As House District 91 heads to the May runoff, a candidate forum on Wednesday hosted by the Fort Worth Republican Women allowed for a conversation on issues important to the grassroots, with child gender mutilation taking center stage.

Incumbent State Rep. Stephanie Klick (R–Fort Worth) faces David Lowe in May after constituents voiced their disapproval with Klick’s record—particularly her alleged lack of support for prohibiting child gender mutilation.

Ending child gender mutilation is a Republican priority with the ballot proposition—supported by more than 92 percent of Texas Republican voters—stating, “Texas should ban chemical castration, puberty blockers, cross-sex hormones, and genital mutilation surgery on all minor children for sex transition purposes.”

The issue gained notoriety following the case of Dallas-area boy James Younger, whose mother told him that he is a girl and wanted—against his father’s wishes—to force him to take puberty blockers and cross-sex hormones and eventually be castrated.

As chairwoman of the House Committee on Public Health, Klick heard several bills relating to outlawing child gender mutilation. However, accusations from grassroots activists claim that Klick worked to kill bills relating to halting child gender mutilation, with several bills addressing the issue being blocked or slow-walked out of the committee in time to be killed by the clock.

Klick acknowledged that some of the bills referred to her committee were indeed killed, but she says House Bill 1399 was in fact passed from the committee, calling it “the strongest bill addressing this issue.”

“It was the better bill. It actually codified these provisions in the occupations code as a prohibited practice, which then involves not just doctors, but nurses and other professionals that are involved in this type of care,” said Klick.

Some of the other bills sought to label child gender mutilation as child abuse, which Klick’s opponent, David Lowe, supports.

However, Klick claims that “the bills that [labels child gender mutilation as child abuse] deal with CPS; you still have a court and a [district attorney] involved. We’ve got DAs around the state who’ve already said that they’re not going to prosecute these cases. So, we will essentially get the effect of not stopping the procedures.”

“If we as Republicans cannot stop this garbage, then what are we even doing here?” Lowe asked, championing support for labeling the practice as abuse. “I will fight for children,” he proclaimed.

Lowe also called Klick’s donation history into question, stating, “The Texas Nurses Association, who labeled her as a legislative champion, openly supports gender-affirming care. So, she also took money from AbbVie pharmaceuticals. They are the largest manufacturer of puberty blockers.”

Apart from their heated exchange over child gender mutilation, the candidates also discussed redistricting and abortion.

In the redistricting process, Tarrant County’s House District 92 went from a Republican seat to what will ultimately become a Democrat seat in November.

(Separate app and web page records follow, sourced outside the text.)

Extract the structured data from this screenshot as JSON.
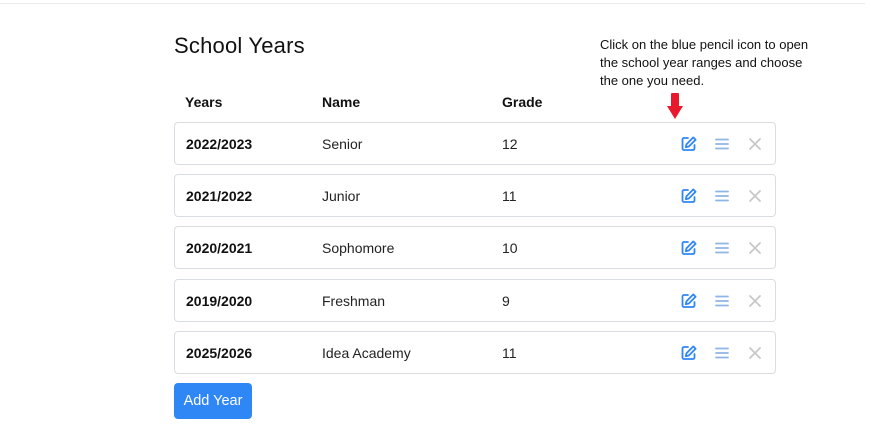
{
  "page": {
    "title": "School Years",
    "instruction": "Click on the blue pencil icon to open the school year ranges and choose the one you need."
  },
  "table": {
    "headers": {
      "years": "Years",
      "name": "Name",
      "grade": "Grade"
    },
    "rows": [
      {
        "years": "2022/2023",
        "name": "Senior",
        "grade": "12"
      },
      {
        "years": "2021/2022",
        "name": "Junior",
        "grade": "11"
      },
      {
        "years": "2020/2021",
        "name": "Sophomore",
        "grade": "10"
      },
      {
        "years": "2019/2020",
        "name": "Freshman",
        "grade": "9"
      },
      {
        "years": "2025/2026",
        "name": "Idea Academy",
        "grade": "11"
      }
    ]
  },
  "actions": {
    "add_year_label": "Add Year"
  },
  "icons": {
    "edit": "pencil-square-icon",
    "reorder": "bars-icon",
    "delete": "close-icon",
    "annotation": "red-arrow-down-icon"
  },
  "colors": {
    "primary": "#2f86f5",
    "edit_icon": "#2f86f5",
    "muted_icon": "#8fb4e6",
    "delete_icon": "#c8c8c8",
    "arrow": "#e8192c"
  }
}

Current HD 92 State Rep. Jeff Cason (R–Bedford) had previously accused Klick of punishing him for refusing to bow down to House leadership by redistricting him out and stripping the county of a Republican seat.

Klick refuted this accusation, saying Cason later apologized to her for the accusation and that she did not even access the redistricting software until maps had gone through committee. She claimed, “The reason why I did not do so is anybody that is involved in redistricting is probably going to spend the next 10 years in court doing depositions. I had plenty to do with my six committees that I’m on in the Legislature.”

Cason told Texas Scorecard that while he did at one point apologize for being quick to name Klick publicly, he was ultimately vindicated when she voted against maps to return a Republican seat to the county.

“It appeared my initial implication of Stephanie was premature … until after a face-to-face meeting with her, where she committed to supporting any map I came up with, as long as it kept her district at 60 percent Republican or above. And then she voted against that,” said Cason.

“After the dust settled, my suspicions were proved out that Stephanie was complicit.”

The 87th Texas Legislature did pass the Heartbeat Act—which prohibits abortions after a heartbeat is detected—and it passed through Klick’s Public Health Committee. Lowe acknowledged that win and wants to abolish abortion entirely, stating, “I will never apologize for trying to abolish abortion.”

Klick, however, said she took issue with bills to abolish abortion that she claimed could potentially subject women to the death penalty for aborting their children, a characterization Lowe disagreed with.

The runoff election is slated for May 24.

The full candidate forum can be viewed here.

Sydnie Henry

A born and bred Texan, Sydnie serves as the Managing Editor for Texas Scorecard. She graduated from Patrick Henry College with a B.A. in Government and is utilizing her research and writing skills to spread truth to Texans.